Ol’ Blue Eyes is getting the bronze treatment. Frank Sinatra’s hometown of Hoboken, New Jersey, unveiled a bronze statue of The Chairman of the Board Sunday on what would have been his 106th birthday.
The city planned a reveal the statue on Sunday at Sinatra Park. Joe Piscopo, who impersonated the Sultan of Swoon on Saturday Night Live, emceed the event that featured performances from students at Sinatra’s School of Music. They played some of his most famous songs such as “Fly Me To the Moon.”
“It sure is interesting because it’s Sinatra,” Piscopo told Fox News. “It’s international. … Visually it’s great and, again, it’s for the Italians. Mr. Sinatra would appreciate that.”
He tweeted a photo of the statue ahead of the ceremony.
“And it’s right down to Frank Sinatra’s pinky ring,” Piscopo detailed. “It’s really cool.”
The city hired sculptor and poet Carolyn Palmer to create the 6-foot-tall bronze statue. Palmer created several statues, including Pope Francis, Franklin and Eleanor Roosevelt, and Thomas Jefferson. But she is most famous for her bronze model of Lucille Ball in Celoron, N.Y. Her statue replaced the infamous “Scary Lucy,” which critics said looked more like Steve Buscemi than the iconic comedienne.
Palmer said she modeled the Hoboken statue on a photo of a 45-year-old Frank Sinatra. City officials said they’re paying the estimated $80,000 to $100,000 price tag through private donations, NJ.com said.
Sintra was born in Hoboken, N.J. on Dec. 12, 1915. He died in 1998 at the age of 82.
Frank Sinatra’s Daughter Once Sent Ray Liotta a Horse’s Head
Frank Sintra’s daughters once made Ray Liotta an offer he probably shouldn’t have refused. The Goodfellas actor said in a recent episode of Jay Leno’s Garage that they sent him a message by way of a horse’s head after he turned down a film role.
Liotta said Tina and Nancy Sinatra asked him to portray their father in a miniseries they were producing in 1998, but he’d already signed on to play Frank Sinatra in HBO’s The Rat Pack. The actor said he felt uncomfortable playing the singer in competing projects, so he turned them down. They didn’t appreciate that.
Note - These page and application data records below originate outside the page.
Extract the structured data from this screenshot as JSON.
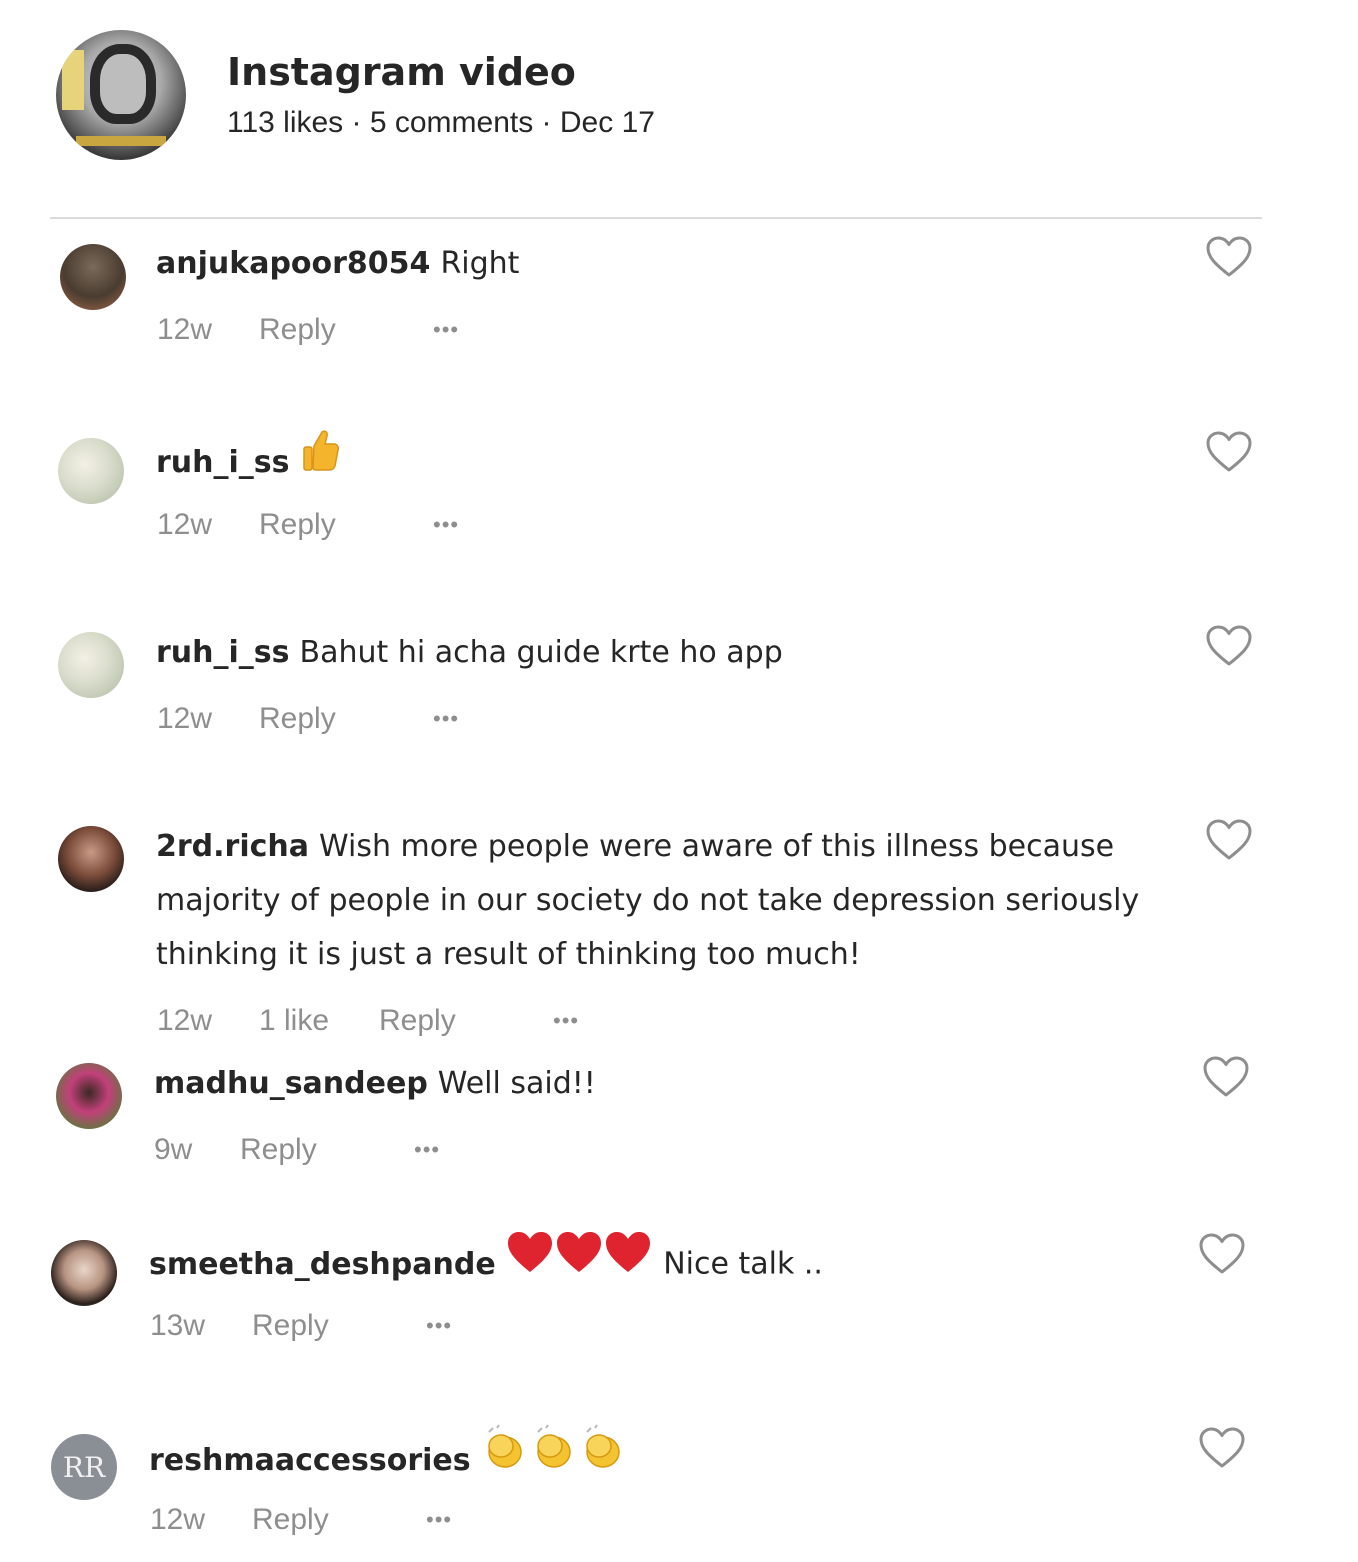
{
  "post": {
    "title": "Instagram video",
    "meta": "113 likes · 5 comments · Dec 17"
  },
  "icons": {
    "heart": "heart-outline-icon",
    "more": "more-dots-icon",
    "thumbs_up": "thumbs-up-emoji",
    "red_heart": "red-heart-emoji",
    "clap": "clapping-hands-emoji"
  },
  "colors": {
    "username": "#262626",
    "meta": "#8e8e8e",
    "divider": "#dbdbdb",
    "heart_emoji": "#e0242f",
    "clap_emoji": "#f4c430",
    "thumbs_emoji": "#f4b52c"
  },
  "comments": [
    {
      "username": "anjukapoor8054",
      "text": "Right",
      "time": "12w",
      "reply": "Reply"
    },
    {
      "username": "ruh_i_ss",
      "text": "",
      "time": "12w",
      "reply": "Reply"
    },
    {
      "username": "ruh_i_ss",
      "text": "Bahut hi acha guide krte ho app",
      "time": "12w",
      "reply": "Reply"
    },
    {
      "username": "2rd.richa",
      "text": "Wish more people were aware of this illness because majority of people in our society do not take depression seriously thinking it is just a result of thinking too much!",
      "time": "12w",
      "likes": "1 like",
      "reply": "Reply"
    },
    {
      "username": "madhu_sandeep",
      "text": "Well said!!",
      "time": "9w",
      "reply": "Reply"
    },
    {
      "username": "smeetha_deshpande",
      "text": "Nice talk ..",
      "time": "13w",
      "reply": "Reply"
    },
    {
      "username": "reshmaaccessories",
      "text": "",
      "time": "12w",
      "reply": "Reply",
      "avatar_text": "RR"
    }
  ]
}
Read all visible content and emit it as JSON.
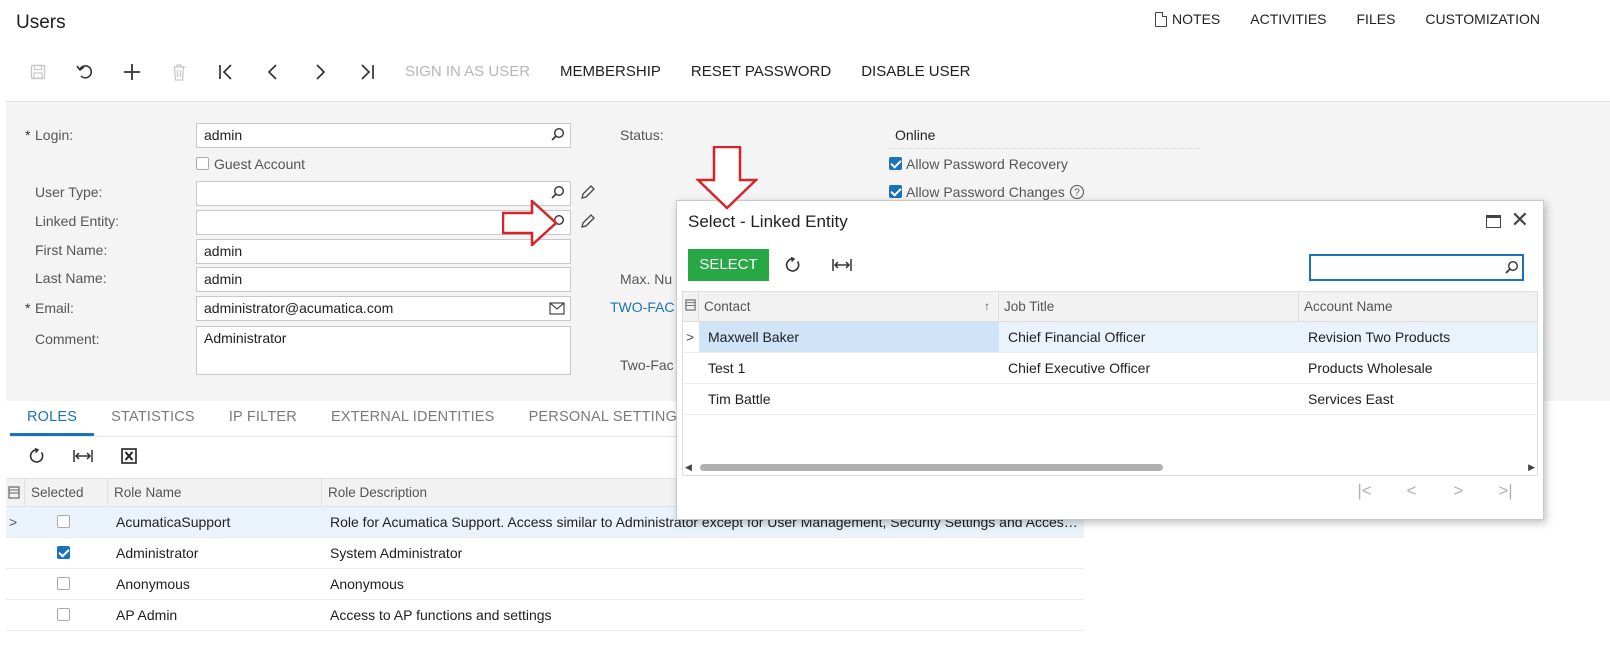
{
  "header": {
    "title": "Users",
    "links": [
      "NOTES",
      "ACTIVITIES",
      "FILES",
      "CUSTOMIZATION"
    ]
  },
  "toolbar": {
    "buttons": [
      "SIGN IN AS USER",
      "MEMBERSHIP",
      "RESET PASSWORD",
      "DISABLE USER"
    ]
  },
  "form": {
    "login_label": "Login:",
    "login_value": "admin",
    "guest_label": "Guest Account",
    "user_type_label": "User Type:",
    "user_type_value": "",
    "linked_entity_label": "Linked Entity:",
    "linked_entity_value": "",
    "first_name_label": "First Name:",
    "first_name_value": "admin",
    "last_name_label": "Last Name:",
    "last_name_value": "admin",
    "email_label": "Email:",
    "email_value": "administrator@acumatica.com",
    "comment_label": "Comment:",
    "comment_value": "Administrator",
    "status_label": "Status:",
    "status_value": "Online",
    "allow_recovery_label": "Allow Password Recovery",
    "allow_recovery_checked": true,
    "allow_changes_label": "Allow Password Changes",
    "allow_changes_checked": true,
    "max_num_label": "Max. Nu",
    "two_fa_link": "TWO-FAC",
    "two_fa_label": "Two-Fac"
  },
  "tabs": [
    "ROLES",
    "STATISTICS",
    "IP FILTER",
    "EXTERNAL IDENTITIES",
    "PERSONAL SETTINGS"
  ],
  "roles_grid": {
    "columns": [
      "Selected",
      "Role Name",
      "Role Description"
    ],
    "rows": [
      {
        "selected": false,
        "name": "AcumaticaSupport",
        "description": "Role for Acumatica Support. Access similar to Administrator except for User Management, Security Settings and Access..."
      },
      {
        "selected": true,
        "name": "Administrator",
        "description": "System Administrator"
      },
      {
        "selected": false,
        "name": "Anonymous",
        "description": "Anonymous"
      },
      {
        "selected": false,
        "name": "AP Admin",
        "description": "Access to AP functions and settings"
      }
    ]
  },
  "dialog": {
    "title": "Select - Linked Entity",
    "select_label": "SELECT",
    "search_value": "",
    "columns": [
      "Contact",
      "Job Title",
      "Account Name"
    ],
    "rows": [
      {
        "contact": "Maxwell Baker",
        "job_title": "Chief Financial Officer",
        "account": "Revision Two Products"
      },
      {
        "contact": "Test 1",
        "job_title": "Chief Executive Officer",
        "account": "Products Wholesale"
      },
      {
        "contact": "Tim Battle",
        "job_title": "",
        "account": "Services East"
      }
    ]
  },
  "colors": {
    "accent": "#1a73b8",
    "select_button": "#28a745",
    "annotation_arrow": "#d9232a"
  }
}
“We were doing the movie, and I got delivered a horse’s head,” Liotta told Leno. “Obviously, it wasn’t a real one, but it was a horse’s head. And, you know, a horse’s head means you’re toast. It turned out that his daughters sent it and said, ‘Oh, you could do this one, but you couldn’t do the one that we wanted you to?’”
The horse’s head is a reference to the famous scene in The Godfather. In the movie, Luca Brasi cuts the head off of a movie producer’s prized racehorse and leaves it in his bed. The Corleone’s were sending a message to the producer: cast Johnny Fontane in your film or else.
The character of Johnny Fontane in The Godfather is based on Frank Sinatra. So, sending a horse’s head to Ray Liotta because he wouldn’t play Frank Sinatra in a film has a beautiful bit of dark irony to it.